Data for processing:
======
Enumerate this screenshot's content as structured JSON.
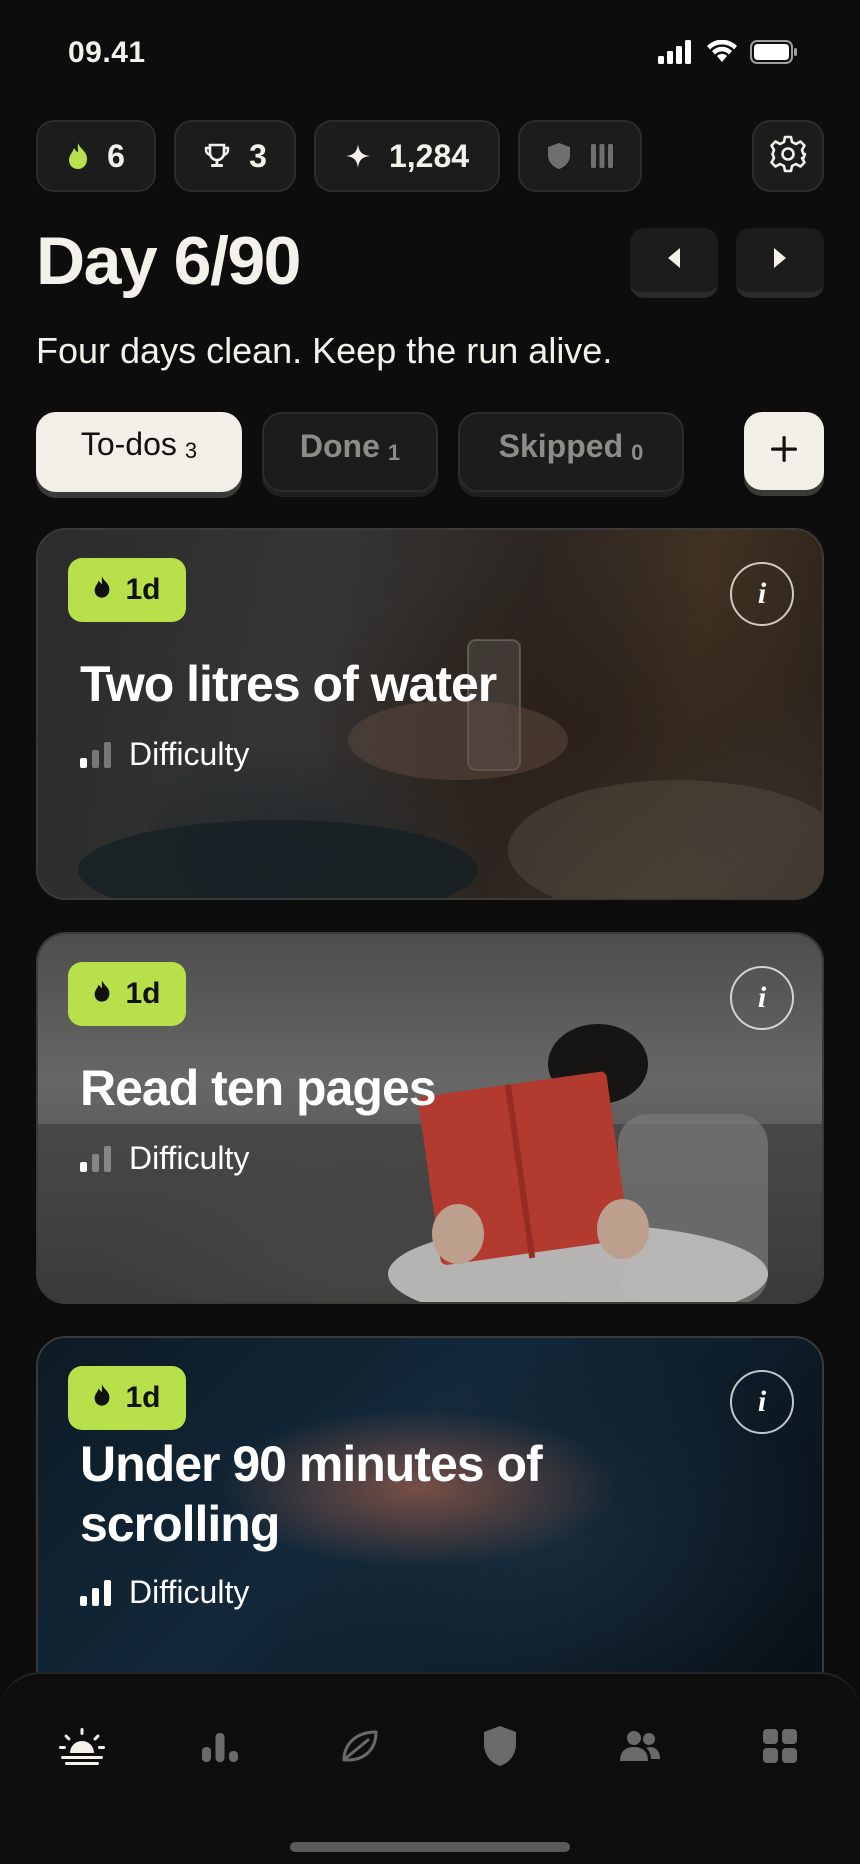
{
  "status_bar": {
    "time": "09.41"
  },
  "stats": {
    "streak": "6",
    "trophies": "3",
    "points": "1,284"
  },
  "header": {
    "day_title": "Day 6/90",
    "subtitle": "Four days clean. Keep the run alive."
  },
  "tabs": [
    {
      "label": "To-dos",
      "count": "3",
      "active": true
    },
    {
      "label": "Done",
      "count": "1",
      "active": false
    },
    {
      "label": "Skipped",
      "count": "0",
      "active": false
    }
  ],
  "cards": [
    {
      "badge": "1d",
      "title": "Two litres of water",
      "difficulty_label": "Difficulty",
      "difficulty_level": 1
    },
    {
      "badge": "1d",
      "title": "Read ten pages",
      "difficulty_label": "Difficulty",
      "difficulty_level": 1
    },
    {
      "badge": "1d",
      "title_line1": "Under 90 minutes of",
      "title_line2": "scrolling",
      "difficulty_label": "Difficulty",
      "difficulty_level": 3
    }
  ],
  "bottom_nav": {
    "items": [
      "sunrise-icon",
      "stats-icon",
      "leaf-icon",
      "shield-icon",
      "community-icon",
      "apps-icon"
    ]
  },
  "colors": {
    "background": "#0d0d0d",
    "accent": "#b7e04a",
    "pill": "#1b1c1b",
    "active_tab": "#f1efe8"
  }
}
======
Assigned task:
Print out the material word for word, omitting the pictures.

Result of the task:
Enumerate this screenshot's content as structured JSON.
{
  "status_bar": {
    "time": "09.41"
  },
  "stats": {
    "streak": "6",
    "trophies": "3",
    "points": "1,284"
  },
  "header": {
    "day_title": "Day 6/90",
    "subtitle": "Four days clean. Keep the run alive."
  },
  "tabs": [
    {
      "label": "To-dos",
      "count": "3",
      "active": true
    },
    {
      "label": "Done",
      "count": "1",
      "active": false
    },
    {
      "label": "Skipped",
      "count": "0",
      "active": false
    }
  ],
  "cards": [
    {
      "badge": "1d",
      "title": "Two litres of water",
      "difficulty_label": "Difficulty",
      "difficulty_level": 1
    },
    {
      "badge": "1d",
      "title": "Read ten pages",
      "difficulty_label": "Difficulty",
      "difficulty_level": 1
    },
    {
      "badge": "1d",
      "title_line1": "Under 90 minutes of",
      "title_line2": "scrolling",
      "difficulty_label": "Difficulty",
      "difficulty_level": 3
    }
  ],
  "bottom_nav": {
    "items": [
      "sunrise-icon",
      "stats-icon",
      "leaf-icon",
      "shield-icon",
      "community-icon",
      "apps-icon"
    ]
  },
  "colors": {
    "background": "#0d0d0d",
    "accent": "#b7e04a",
    "pill": "#1b1c1b",
    "active_tab": "#f1efe8"
  }
}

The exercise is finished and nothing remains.